The problem we have is that so far our cycle z is written down as a linear combination of cells. We want an equivalent representation in terms of cycles. Noether says we can write down Z_{*}(A) \simeq H_{*}(A) \oplus B_{*}(A).
This tells us that we can use our homology basis to form a basis for our cycle group, and its not to hard to see that we can extend the cycle group to a basis for all chains. However in our case we want to take a cycle expressed in the chain basis, and write it as a linear combination of given cycles. This amounts to being able to write down a rectangular “change of basis” matrix between the cell basis and the given cycle basis on Z_{*-1}(A).

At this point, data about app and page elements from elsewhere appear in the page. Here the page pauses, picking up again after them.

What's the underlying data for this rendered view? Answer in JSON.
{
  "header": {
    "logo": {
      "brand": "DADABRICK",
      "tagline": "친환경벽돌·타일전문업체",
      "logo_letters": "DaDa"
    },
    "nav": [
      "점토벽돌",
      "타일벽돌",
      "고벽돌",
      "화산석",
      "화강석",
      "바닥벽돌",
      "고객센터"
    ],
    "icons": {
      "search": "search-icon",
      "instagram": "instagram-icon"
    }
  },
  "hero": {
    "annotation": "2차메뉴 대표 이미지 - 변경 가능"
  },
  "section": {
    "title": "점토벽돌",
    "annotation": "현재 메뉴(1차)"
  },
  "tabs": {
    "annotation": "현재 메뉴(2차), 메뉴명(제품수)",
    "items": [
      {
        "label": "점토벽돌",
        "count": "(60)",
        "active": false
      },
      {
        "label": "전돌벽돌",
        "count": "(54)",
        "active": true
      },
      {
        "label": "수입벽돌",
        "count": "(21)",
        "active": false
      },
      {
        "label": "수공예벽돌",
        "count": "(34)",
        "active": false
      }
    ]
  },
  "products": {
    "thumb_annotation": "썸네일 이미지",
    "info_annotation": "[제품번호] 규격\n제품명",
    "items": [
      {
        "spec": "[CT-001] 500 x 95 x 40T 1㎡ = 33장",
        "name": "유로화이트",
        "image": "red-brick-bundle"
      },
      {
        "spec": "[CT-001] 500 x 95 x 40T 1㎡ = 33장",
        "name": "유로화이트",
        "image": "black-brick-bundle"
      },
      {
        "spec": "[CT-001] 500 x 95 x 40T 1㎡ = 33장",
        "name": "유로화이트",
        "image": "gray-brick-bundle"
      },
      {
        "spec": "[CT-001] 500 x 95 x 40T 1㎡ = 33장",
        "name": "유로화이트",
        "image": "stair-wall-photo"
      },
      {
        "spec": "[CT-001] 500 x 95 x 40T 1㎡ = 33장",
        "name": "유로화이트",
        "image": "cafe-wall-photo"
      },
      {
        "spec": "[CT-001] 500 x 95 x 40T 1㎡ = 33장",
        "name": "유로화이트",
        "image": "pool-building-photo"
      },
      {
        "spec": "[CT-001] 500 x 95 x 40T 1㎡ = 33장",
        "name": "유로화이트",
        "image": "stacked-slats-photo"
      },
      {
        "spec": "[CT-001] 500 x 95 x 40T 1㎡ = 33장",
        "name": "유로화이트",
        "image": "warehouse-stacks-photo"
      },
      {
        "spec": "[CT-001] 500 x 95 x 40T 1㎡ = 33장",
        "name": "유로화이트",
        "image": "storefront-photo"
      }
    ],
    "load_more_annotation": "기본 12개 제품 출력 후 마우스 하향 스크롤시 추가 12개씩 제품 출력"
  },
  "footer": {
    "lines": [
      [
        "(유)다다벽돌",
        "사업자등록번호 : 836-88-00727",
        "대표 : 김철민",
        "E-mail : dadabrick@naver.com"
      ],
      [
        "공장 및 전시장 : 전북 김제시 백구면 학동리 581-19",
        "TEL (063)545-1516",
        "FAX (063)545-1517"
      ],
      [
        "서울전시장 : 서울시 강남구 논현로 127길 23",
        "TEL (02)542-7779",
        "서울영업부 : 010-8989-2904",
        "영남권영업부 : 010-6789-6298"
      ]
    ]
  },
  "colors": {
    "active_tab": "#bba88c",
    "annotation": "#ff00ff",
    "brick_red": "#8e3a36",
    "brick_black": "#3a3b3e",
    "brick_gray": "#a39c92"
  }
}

The column space of this matrix would be given by our given cycle basis, and the row space would be given by the canonical cell basis for C_{*-1}(A). We then look to “solve Ax = z” over \mathbb{Z}_p (in this blog p = 2), in the sense that we want to write down a linear combination of the cycles in Z_{*-1}(A) apply our matrix and end up with the z we computed.

Consider this space A:

Rendered by QuickLaTeX.com

which is homotopic to an annulus.

We can imagine that A \subset X, and that X is obtained by gluing a disc onto the boundary of A, so that X is itself homotopic to a disc, X/A is then homotopic to a sphere, with exactly one non-trivial 2nd homology class. The boundary of this class would be the outermost cycle of A.

Lets say that we are provided a basis for H_1(A) = \langle \alpha = bc + cd + db \rangle and B_1 = \langle \beta = ab + bc + ca \rangle. If I want to express the outer bounding cycle ab + bd + dc +ca in this basis, I begin by writing down the change of basis matrix, in order to solve Ax=z I augment the matrix with the identity matrix on the right and z on the bottom.

    \[ A' = \left( \begin{array}{c|ccccc|cc} & ab & ac & bc & bd & cd & \alpha & \beta \\ \hline \alpha & 0 & 0 & 1 & 1 & 1 & 1 & 0 \\ \beta & 1 & 1 & 1 & 0 & 0 & 0 & 1 \\ \hline & 1 & 1 & 0 & 1 & 1 & 0 & 0 \end{array} \right) \]

Now you can see that modulo our extra row for z our matrix is in row echelon form, and it suffices to perform one Gaussian elimination (over Z_2) in this last column to achieve our result:

    \[ \left( \begin{array}{c|ccccc|cc} & ab & ac & bc & bd & cd & \alpha & \beta \\ \hline \alpha & 0 & 0 & 1 & 1 & 1 & 1 & 0 \\ \beta & 1 & 1 & 1 & 0 & 0 & 0 & 1 \\ \hline z & 1 & 1 & 0 & 1 & 1 & 0 & 0 \end{array} \right) \]

    \[ z \rightarrow z + \beta \]

    \[ \left( \begin{array}{c|ccccc|cc} & ab & ac & bc & bd & cd & \alpha & \beta \\ \hline \alpha & 0 & 0 & 1 & 1 & 1 & 1 & 0 \\ \beta & 1 & 1 & 1 & 0 & 0 & 0 & 1 \\ \hline z=\beta & 0 & 0 & 1 & 1 & 1 & 0 & 1 \end{array} \right) \]

    \[ z \rightarrow z + \alpha \]

    \[ \left( \begin{array}{c|ccccc|cc} & ab & ac & bc & bd & cd & \alpha & \beta \\ \hline \alpha & 0 & 0 & 1 & 1 & 1 & 1 & 0 \\ \beta & 1 & 1 & 1 & 0 & 0 & 0 & 1 \\ \hline z=\alpha+\beta & 0 & 0 & 0 & 0 & 0 & 1 & 1 \end{array} \right) \]

Notice how the right hand side now contains our vector x and indeed Ax = z = \partial(j(c)).